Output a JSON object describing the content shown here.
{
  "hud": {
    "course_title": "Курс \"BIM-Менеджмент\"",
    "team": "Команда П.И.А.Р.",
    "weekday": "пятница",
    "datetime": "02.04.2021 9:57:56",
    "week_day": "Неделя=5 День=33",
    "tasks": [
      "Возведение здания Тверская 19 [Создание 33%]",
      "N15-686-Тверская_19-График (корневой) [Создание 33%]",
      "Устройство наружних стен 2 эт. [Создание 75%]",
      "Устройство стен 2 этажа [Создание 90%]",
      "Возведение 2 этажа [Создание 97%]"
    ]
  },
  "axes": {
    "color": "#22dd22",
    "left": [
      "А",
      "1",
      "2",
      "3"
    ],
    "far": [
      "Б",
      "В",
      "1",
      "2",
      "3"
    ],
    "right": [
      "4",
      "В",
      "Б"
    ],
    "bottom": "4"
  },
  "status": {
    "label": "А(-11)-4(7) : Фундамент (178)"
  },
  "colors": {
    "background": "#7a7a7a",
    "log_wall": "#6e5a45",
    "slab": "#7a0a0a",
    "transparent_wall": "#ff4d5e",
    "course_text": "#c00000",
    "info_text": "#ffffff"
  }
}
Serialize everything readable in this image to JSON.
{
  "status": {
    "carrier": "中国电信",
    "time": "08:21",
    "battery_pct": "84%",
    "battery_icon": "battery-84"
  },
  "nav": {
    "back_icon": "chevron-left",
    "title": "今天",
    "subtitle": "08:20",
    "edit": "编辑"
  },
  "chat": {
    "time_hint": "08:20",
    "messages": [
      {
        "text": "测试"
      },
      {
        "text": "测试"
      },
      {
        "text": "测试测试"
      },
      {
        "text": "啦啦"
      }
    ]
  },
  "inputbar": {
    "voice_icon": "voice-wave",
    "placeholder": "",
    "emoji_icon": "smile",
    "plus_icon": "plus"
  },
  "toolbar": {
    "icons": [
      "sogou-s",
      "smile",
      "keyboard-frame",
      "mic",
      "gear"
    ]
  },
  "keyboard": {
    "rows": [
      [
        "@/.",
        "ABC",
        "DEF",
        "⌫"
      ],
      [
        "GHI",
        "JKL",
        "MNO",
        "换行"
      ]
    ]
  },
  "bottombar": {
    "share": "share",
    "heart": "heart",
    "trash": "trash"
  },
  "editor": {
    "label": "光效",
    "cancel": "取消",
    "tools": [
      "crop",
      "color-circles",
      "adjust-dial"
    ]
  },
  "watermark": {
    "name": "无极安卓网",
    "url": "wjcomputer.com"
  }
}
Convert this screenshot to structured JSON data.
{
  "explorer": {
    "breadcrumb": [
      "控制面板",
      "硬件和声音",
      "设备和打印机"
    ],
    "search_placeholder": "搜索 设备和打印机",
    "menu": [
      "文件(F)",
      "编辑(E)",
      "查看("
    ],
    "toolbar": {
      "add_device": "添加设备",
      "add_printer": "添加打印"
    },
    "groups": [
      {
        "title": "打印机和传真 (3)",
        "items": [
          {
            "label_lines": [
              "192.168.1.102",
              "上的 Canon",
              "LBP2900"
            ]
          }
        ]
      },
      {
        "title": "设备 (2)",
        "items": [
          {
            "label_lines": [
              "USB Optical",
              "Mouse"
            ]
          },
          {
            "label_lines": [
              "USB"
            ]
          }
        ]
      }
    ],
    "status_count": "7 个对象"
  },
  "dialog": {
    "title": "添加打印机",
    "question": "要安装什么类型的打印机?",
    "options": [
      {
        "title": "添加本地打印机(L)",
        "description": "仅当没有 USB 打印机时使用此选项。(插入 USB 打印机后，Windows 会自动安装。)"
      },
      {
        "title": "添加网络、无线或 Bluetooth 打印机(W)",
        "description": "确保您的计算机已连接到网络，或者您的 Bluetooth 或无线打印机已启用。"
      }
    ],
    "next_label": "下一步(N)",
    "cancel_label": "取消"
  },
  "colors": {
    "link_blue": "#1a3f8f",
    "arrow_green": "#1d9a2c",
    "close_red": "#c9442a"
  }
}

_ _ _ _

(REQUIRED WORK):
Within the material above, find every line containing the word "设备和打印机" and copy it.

(SOLVED PROBLEM):
      "设备和打印机"
    "search_placeholder": "搜索 设备和打印机",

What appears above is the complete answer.